The interest rate on your personal loan depends on many financial factors, including your income and what other debt you have. The most important component is probably your credit score. Here are a few tips to improve your credit score:

  • Request and review a copy of your credit report. See if there are any mistakes on your report that could be damaging your score. If so, contact the credit bureau to talk about fixing the error.
  • Keep credit card balances low. Maintaining a credit utilization rate — the percentage of your total credit you’re using — of 30% or less will show lenders that you can manage your credit well.
  • Create a system for paying bills on time. Your payment history makes up a large percentage of your credit score, and lenders like to see steady and reliable payments in the past. Set up calendar reminders or automatic payments so you don’t fall behind.

You should shop around with different lenders to see which one offers you the best terms. The first lender to offer you a personalized rate isn’t always the best. 

Is a personal loan a smart choice for you?

If you need a lump sum of money fast, a personal loan may be an excellent option for you. A personal loan can help you immediately cover an expense and spread the cost over a longer stretch of time. You may also be able to get a lower interest rate on a personal loan than you would with a credit card. 

However, if you’re already carrying a significant amount of debt, a personal loan may just add to your stress.
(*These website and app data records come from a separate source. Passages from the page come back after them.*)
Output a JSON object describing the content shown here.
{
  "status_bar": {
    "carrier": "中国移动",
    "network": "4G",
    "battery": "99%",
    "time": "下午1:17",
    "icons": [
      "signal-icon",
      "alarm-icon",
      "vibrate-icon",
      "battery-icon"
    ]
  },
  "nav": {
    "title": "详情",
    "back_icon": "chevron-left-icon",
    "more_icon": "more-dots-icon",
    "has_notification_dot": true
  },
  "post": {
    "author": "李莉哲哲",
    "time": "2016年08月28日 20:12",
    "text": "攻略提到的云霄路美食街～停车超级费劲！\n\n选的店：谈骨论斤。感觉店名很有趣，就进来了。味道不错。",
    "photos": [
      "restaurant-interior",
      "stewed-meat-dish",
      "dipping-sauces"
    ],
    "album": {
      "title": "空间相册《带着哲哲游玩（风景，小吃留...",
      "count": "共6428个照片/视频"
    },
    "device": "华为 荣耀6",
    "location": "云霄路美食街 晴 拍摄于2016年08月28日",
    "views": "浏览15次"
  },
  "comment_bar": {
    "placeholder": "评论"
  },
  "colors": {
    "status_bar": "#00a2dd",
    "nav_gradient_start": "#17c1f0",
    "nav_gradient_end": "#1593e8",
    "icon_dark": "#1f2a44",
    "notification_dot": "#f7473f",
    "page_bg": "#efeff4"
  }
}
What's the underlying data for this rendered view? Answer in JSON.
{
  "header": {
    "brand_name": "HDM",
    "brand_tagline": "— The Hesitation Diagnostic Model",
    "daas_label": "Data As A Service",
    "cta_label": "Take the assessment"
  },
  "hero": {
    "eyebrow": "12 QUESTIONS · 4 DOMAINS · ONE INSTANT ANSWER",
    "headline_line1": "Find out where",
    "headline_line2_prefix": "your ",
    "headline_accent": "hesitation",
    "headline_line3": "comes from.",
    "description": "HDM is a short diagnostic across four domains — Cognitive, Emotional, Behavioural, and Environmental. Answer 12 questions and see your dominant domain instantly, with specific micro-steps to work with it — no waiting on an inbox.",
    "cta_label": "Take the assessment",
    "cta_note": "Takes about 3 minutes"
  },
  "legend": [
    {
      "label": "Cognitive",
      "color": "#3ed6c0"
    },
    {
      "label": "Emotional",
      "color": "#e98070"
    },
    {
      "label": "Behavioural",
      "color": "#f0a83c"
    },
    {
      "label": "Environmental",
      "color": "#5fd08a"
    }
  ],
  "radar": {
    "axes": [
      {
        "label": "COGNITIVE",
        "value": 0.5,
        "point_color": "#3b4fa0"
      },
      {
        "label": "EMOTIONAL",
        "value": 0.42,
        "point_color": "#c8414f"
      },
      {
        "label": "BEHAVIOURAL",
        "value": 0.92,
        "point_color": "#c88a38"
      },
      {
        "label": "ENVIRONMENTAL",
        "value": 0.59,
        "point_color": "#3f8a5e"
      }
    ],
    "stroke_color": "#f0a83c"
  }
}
The overall cost of whatever you’re spending the money on, be it a home improvement or medical bills, will end up being more expensive in the long run because you’ll have to pay interest on the money you take out. If you have the flexibility, saving up money for your expense is likely a better choice. 

Keep in mind that if you fall behind on payments, the loan can damage your credit score, making a lender less likely to give you money in the future.

The pros and cons of a personal loan